PROBLEM DESCRIPTION:
Which lines of the data include the string "author"? List them all.

RECORDS:
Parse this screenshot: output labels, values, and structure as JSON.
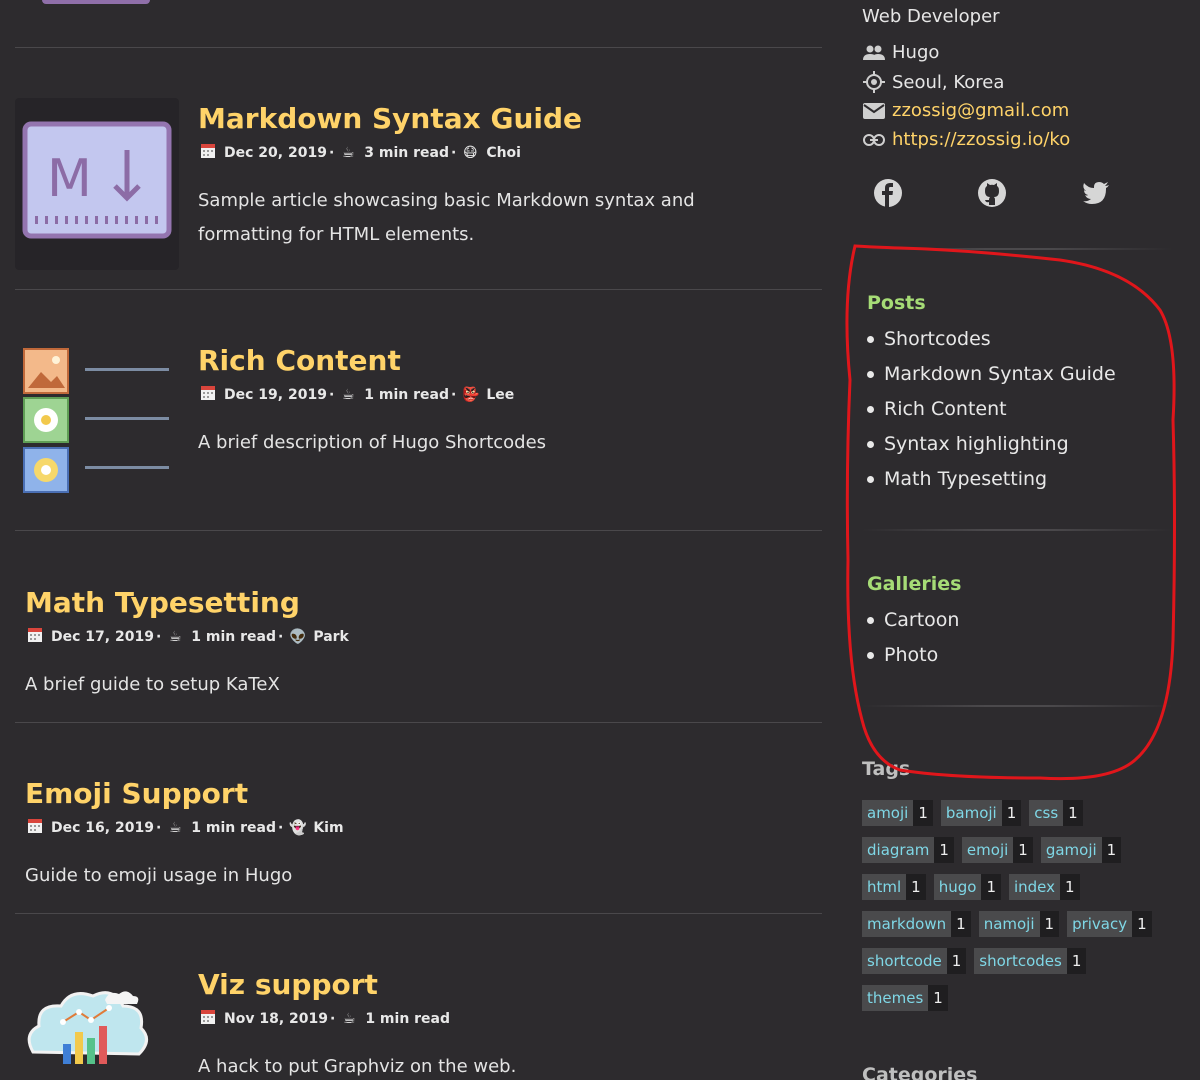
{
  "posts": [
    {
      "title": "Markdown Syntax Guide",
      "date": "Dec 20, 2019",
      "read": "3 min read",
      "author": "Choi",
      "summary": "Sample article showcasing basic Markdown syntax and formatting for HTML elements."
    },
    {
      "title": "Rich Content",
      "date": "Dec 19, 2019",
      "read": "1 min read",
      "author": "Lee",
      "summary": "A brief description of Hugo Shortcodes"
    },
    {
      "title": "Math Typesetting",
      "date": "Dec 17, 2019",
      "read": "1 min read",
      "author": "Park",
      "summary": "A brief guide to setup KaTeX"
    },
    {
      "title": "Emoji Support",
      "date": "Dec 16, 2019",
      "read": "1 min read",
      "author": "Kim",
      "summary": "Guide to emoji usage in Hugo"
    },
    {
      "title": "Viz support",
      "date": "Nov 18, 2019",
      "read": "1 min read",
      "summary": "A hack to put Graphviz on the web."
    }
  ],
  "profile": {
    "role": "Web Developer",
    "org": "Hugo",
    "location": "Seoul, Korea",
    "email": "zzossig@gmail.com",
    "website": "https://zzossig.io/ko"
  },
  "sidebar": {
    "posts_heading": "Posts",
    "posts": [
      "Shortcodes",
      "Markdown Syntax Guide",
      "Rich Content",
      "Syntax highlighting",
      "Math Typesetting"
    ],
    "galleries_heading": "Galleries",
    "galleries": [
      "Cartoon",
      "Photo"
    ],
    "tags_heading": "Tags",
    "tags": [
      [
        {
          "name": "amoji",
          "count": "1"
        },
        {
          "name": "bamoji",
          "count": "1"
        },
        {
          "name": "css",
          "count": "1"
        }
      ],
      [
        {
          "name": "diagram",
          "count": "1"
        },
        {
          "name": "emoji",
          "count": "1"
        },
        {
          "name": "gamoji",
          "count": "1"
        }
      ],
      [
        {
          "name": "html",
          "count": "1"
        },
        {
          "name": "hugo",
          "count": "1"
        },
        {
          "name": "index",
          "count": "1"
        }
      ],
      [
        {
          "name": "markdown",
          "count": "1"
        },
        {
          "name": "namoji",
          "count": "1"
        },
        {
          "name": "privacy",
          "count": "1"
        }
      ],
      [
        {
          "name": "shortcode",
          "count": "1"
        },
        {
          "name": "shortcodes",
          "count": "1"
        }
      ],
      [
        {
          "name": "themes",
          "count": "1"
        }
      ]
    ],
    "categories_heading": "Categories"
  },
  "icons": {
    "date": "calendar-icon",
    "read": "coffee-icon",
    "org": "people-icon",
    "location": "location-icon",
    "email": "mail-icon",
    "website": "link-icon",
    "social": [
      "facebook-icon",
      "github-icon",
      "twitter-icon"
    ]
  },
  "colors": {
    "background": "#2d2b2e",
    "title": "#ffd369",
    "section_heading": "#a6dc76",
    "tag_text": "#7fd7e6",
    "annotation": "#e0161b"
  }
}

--

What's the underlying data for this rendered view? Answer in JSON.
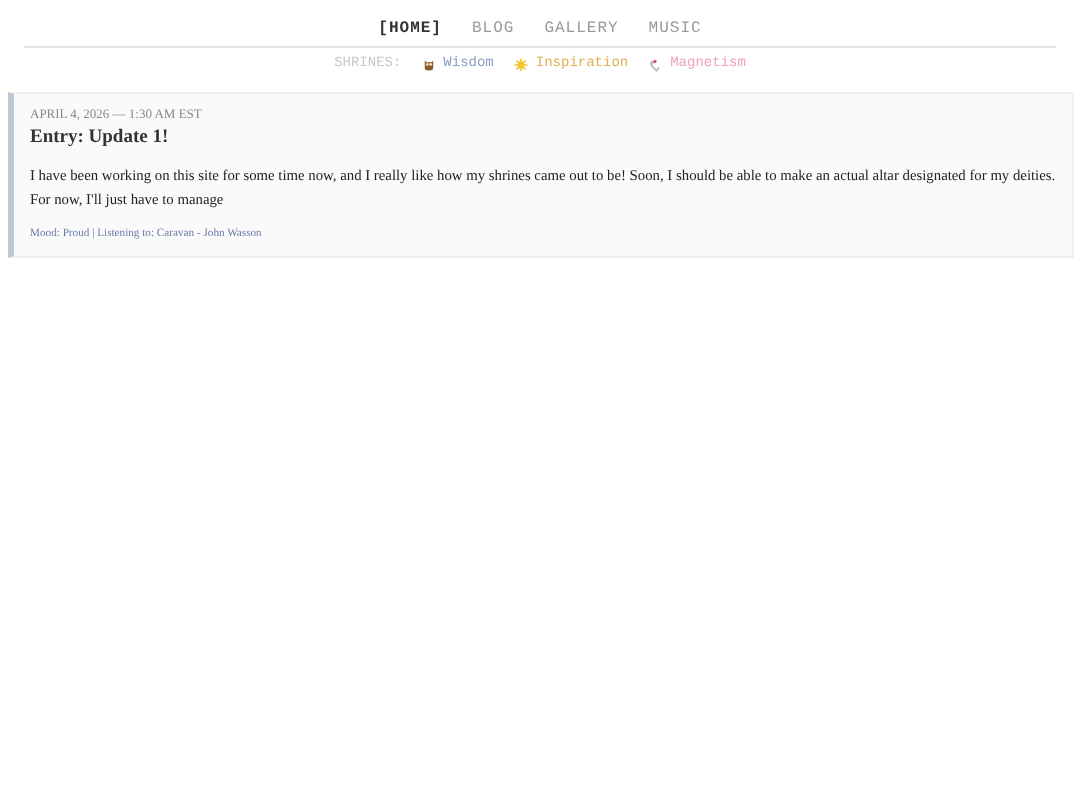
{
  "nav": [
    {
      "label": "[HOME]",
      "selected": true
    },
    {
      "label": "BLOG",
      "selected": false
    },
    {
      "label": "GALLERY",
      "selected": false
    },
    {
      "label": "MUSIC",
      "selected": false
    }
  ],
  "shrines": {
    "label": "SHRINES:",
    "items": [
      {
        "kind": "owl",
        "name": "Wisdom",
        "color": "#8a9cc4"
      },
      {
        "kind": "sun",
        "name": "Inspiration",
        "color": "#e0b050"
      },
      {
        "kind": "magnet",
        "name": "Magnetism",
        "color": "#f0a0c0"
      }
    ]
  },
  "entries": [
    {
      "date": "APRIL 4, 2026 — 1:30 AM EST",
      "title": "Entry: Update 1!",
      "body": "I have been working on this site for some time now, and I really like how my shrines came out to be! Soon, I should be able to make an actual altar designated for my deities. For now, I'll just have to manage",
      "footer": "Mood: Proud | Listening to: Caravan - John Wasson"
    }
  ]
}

TASK RESULT:
      "author": "Choi",
      "author": "Lee",
      "author": "Park",
      "author": "Kim",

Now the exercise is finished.